While the pilot may not explain much about what happened, it does pilots are supposed to do. It establishes the universe we are in and also shows the brutal psyches of the survivors and in Duane’s case, how much he has to step up even at the tender age of 14. We see Rick have to come to terms with killing the zombie versions of people he knows and just how lonely he really is. That is not to say it’s all quiet subtlety, the last 15 minutes are pretty brutal and the pilot is actually pretty graphic for basic cable.
There are only six episodes in this first season because AMC wasn’t sure how this show would play out because understandably there isn’t really a template for zombie shows. Judging by how well it did in its debut, I’m willing to bet that within the next week or so it will get a full 13-episode pick up and a second season, as well it should. How smart does AMC look? They have won three straight best drama Emmy awards, three best actor (drama) Emmy awards, and yet they have no money and rely on reruns of “A Few Good Men” to make ends meet. They are outdoing every major network but Fox because “Glee” is such a juggernaut (I realize “Modern Family” is one as well but that is all ABC has). If AMC was a sports team they would basically be the Tampa Bay Rays, no payroll but still manage to make it to the playoffs because they have smart people working for them.

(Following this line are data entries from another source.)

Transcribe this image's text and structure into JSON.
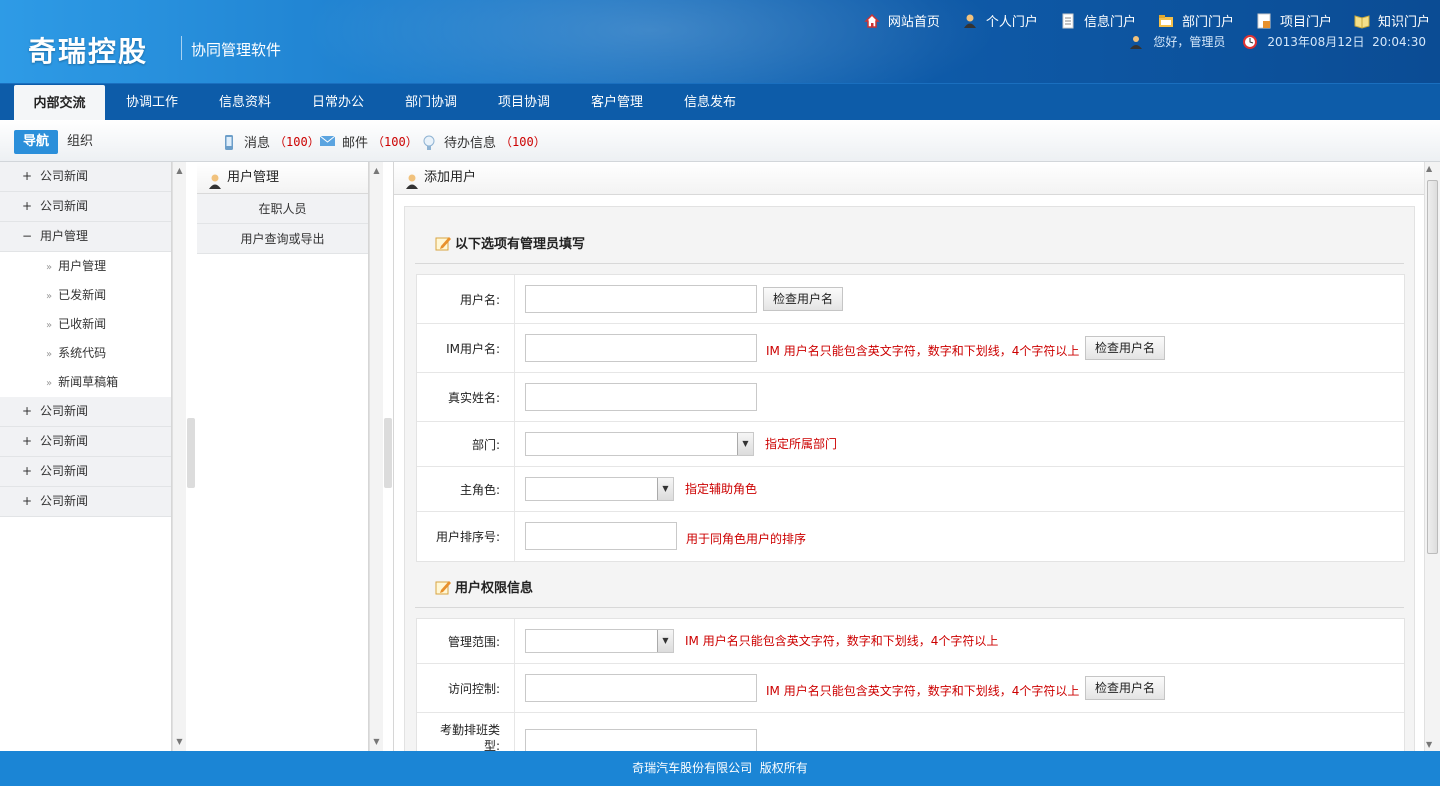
{
  "header": {
    "logo": "奇瑞控股",
    "subtitle": "协同管理软件",
    "links": [
      {
        "label": "网站首页",
        "icon": "home-icon"
      },
      {
        "label": "个人门户",
        "icon": "person-icon"
      },
      {
        "label": "信息门户",
        "icon": "document-icon"
      },
      {
        "label": "部门门户",
        "icon": "folder-icon"
      },
      {
        "label": "项目门户",
        "icon": "project-icon"
      },
      {
        "label": "知识门户",
        "icon": "book-icon"
      }
    ],
    "greeting": "您好，管理员",
    "datetime": "2013年08月12日  20:04:30"
  },
  "nav": {
    "tabs": [
      "内部交流",
      "协调工作",
      "信息资料",
      "日常办公",
      "部门协调",
      "项目协调",
      "客户管理",
      "信息发布"
    ],
    "active_index": 0
  },
  "subbar": {
    "nav_btn": "导航",
    "org_btn": "组织",
    "messages": {
      "label": "消息",
      "count": "（100）"
    },
    "mail": {
      "label": "邮件",
      "count": "（100）"
    },
    "todo": {
      "label": "待办信息",
      "count": "（100）"
    }
  },
  "left_menu": {
    "items": [
      {
        "label": "公司新闻",
        "sign": "+"
      },
      {
        "label": "公司新闻",
        "sign": "+"
      },
      {
        "label": "用户管理",
        "sign": "−"
      },
      {
        "label": "公司新闻",
        "sign": "+"
      },
      {
        "label": "公司新闻",
        "sign": "+"
      },
      {
        "label": "公司新闻",
        "sign": "+"
      },
      {
        "label": "公司新闻",
        "sign": "+"
      }
    ],
    "sub_items": [
      "用户管理",
      "已发新闻",
      "已收新闻",
      "系统代码",
      "新闻草稿箱"
    ],
    "arrow": "»"
  },
  "mid_panel": {
    "title": "用户管理",
    "rows": [
      "在职人员",
      "用户查询或导出"
    ]
  },
  "main": {
    "title": "添加用户",
    "section1": "以下选项有管理员填写",
    "section2": "用户权限信息",
    "fields": {
      "username": {
        "label": "用户名:",
        "button": "检查用户名"
      },
      "im_username": {
        "label": "IM用户名:",
        "hint": "IM 用户名只能包含英文字符，数字和下划线，4个字符以上",
        "button": "检查用户名"
      },
      "realname": {
        "label": "真实姓名:"
      },
      "dept": {
        "label": "部门:",
        "hint": "指定所属部门"
      },
      "role": {
        "label": "主角色:",
        "hint": "指定辅助角色"
      },
      "order": {
        "label": "用户排序号:",
        "hint": "用于同角色用户的排序"
      },
      "scope": {
        "label": "管理范围:",
        "hint": "IM 用户名只能包含英文字符，数字和下划线，4个字符以上"
      },
      "access": {
        "label": "访问控制:",
        "hint": "IM 用户名只能包含英文字符，数字和下划线，4个字符以上",
        "button": "检查用户名"
      },
      "shift": {
        "label": "考勤排班类型:"
      }
    }
  },
  "footer": {
    "text": "奇瑞汽车股份有限公司  版权所有"
  },
  "colors": {
    "header": "#1a78c8",
    "nav": "#0d5ca9",
    "accent": "#2b8fda",
    "hint": "#cc0000",
    "footer": "#1b85d5"
  }
}
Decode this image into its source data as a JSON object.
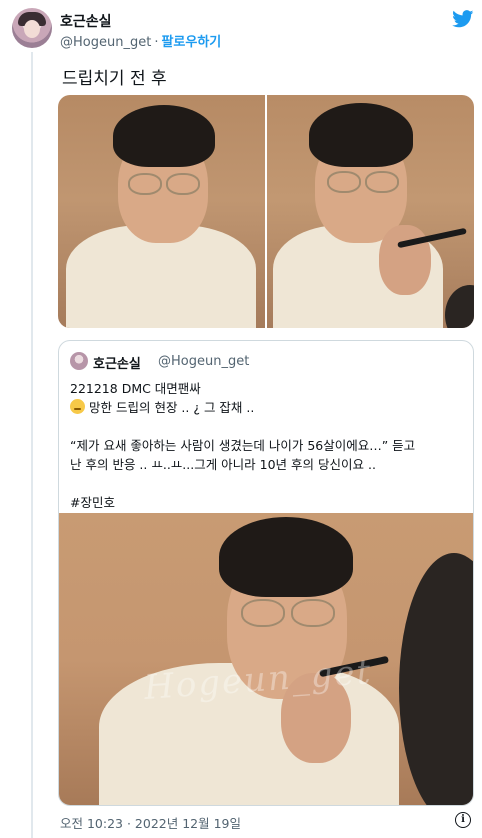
{
  "author": {
    "name": "호근손실",
    "handle": "@Hogeun_get",
    "separator": "·",
    "follow_label": "팔로우하기"
  },
  "tweet": {
    "text": "드립치기 전 후",
    "timestamp": "오전 10:23 · 2022년 12월 19일"
  },
  "quoted_tweet": {
    "name": "호근손실",
    "handle": "@Hogeun_get",
    "lines": [
      "221218 DMC 대면팬싸",
      "망한 드립의 현장 .. ¿ 그 잡채 ..",
      "",
      "“제가 요새 좋아하는 사람이 생겼는데 나이가 56살이에요…” 듣고",
      "난 후의 반응 .. ㅛ..ㅛ...그게 아니라 10년 후의 당신이요 ..",
      "",
      "#장민호"
    ],
    "watermark": "Hogeun_get"
  },
  "icons": {
    "brand": "twitter-bird-icon",
    "info": "info-icon",
    "emoji": "melting-face-emoji"
  },
  "colors": {
    "link": "#1d9bf0",
    "secondary_text": "#536471",
    "border": "#cfd9de"
  }
}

I’m still not sure if “The Walking Dead” is the best new show of 2010 because “Boardwalk Empire” is phenomenal as well so it will come down to whose season ends better. One of my deepest regrets this year was missing this panel at ComicCon because I’ve been intrigued by this show for months now and am hell-bent on seeing the panel next year. As far as supernatural shows go, this is starting to look like it could overthrow “True Blood” as the best one on TV.
Thank you for reading and later this week I’ll be back with a double header of “Megamind” and “Due Date”. “The Walking Dead” airs Sundays at 10 p.m. PST on AMC.